Do waterless urinals spread germs?

Even though there are more no-water urinals installed around the world today than ever before, there are still quite a few myths about no-water urinals that need to be addressed.

Distributors of no-water urinals manufactured by Waterless Co. indicate the following are the seven most frequently heard comments they hear about waterless urinals. We’ve analyzed each one, to help separate fact from fiction.

The urine just stays in the urinal. Urine is virtually all water. Like water, gravity forces it to flow down to the base of the urinal where it is released into the plumbing below, making this myth fiction.

Waterless urinals spread germs. When a water-using urinal is flushed, the force of the flush causes urine, germs, and bacteria to become airborne and splash onto walls, partitions, the floor, hands, and clothes. That flush of water does not occur with no-water urinals, eliminating this problem.

No-water urinals are illegal. When first introduced in the U.S. in the early 1990s, this was the case in some areas of the country. However, by 2001, the Uniform Plumbing Code International and the International Plumbing Code accepted no-water urinals, indicating they are a viable alternative to traditional water-using urinals and needed to encourage water conservation efforts around the globe.

Waterless urinals are not waterless. This is partially true. Some manufacturers require that a certain amount of water be poured into the urinal regularly. However, for other brands, this is not necessary.

Waterless urinals are not right for busy locations. It’s just the opposite.  Airports, stadiums, shopping complexes, hospitals, schools, and military posts are some of the biggest purchasers of no-water urinals.

No-water urinals are often vandalized. It is water-using urinals that are most frequently vandalized. It is their flush valves and handles, whether manual or automatic, that are often the target of vandals.

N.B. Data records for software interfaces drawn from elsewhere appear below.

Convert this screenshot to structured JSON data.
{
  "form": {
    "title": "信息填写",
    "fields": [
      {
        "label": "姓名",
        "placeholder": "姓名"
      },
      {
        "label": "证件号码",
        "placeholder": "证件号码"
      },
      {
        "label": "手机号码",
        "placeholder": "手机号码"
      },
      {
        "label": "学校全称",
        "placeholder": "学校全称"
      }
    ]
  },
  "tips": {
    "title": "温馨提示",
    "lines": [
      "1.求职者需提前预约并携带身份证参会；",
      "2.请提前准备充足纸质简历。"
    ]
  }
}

Waterless urinals are yucky to clean. For the most part, they are cleaned in precisely the same manner as traditional urinals. However, it is recommended not to use harsh cleaning agents when cleaning a waterless urinal.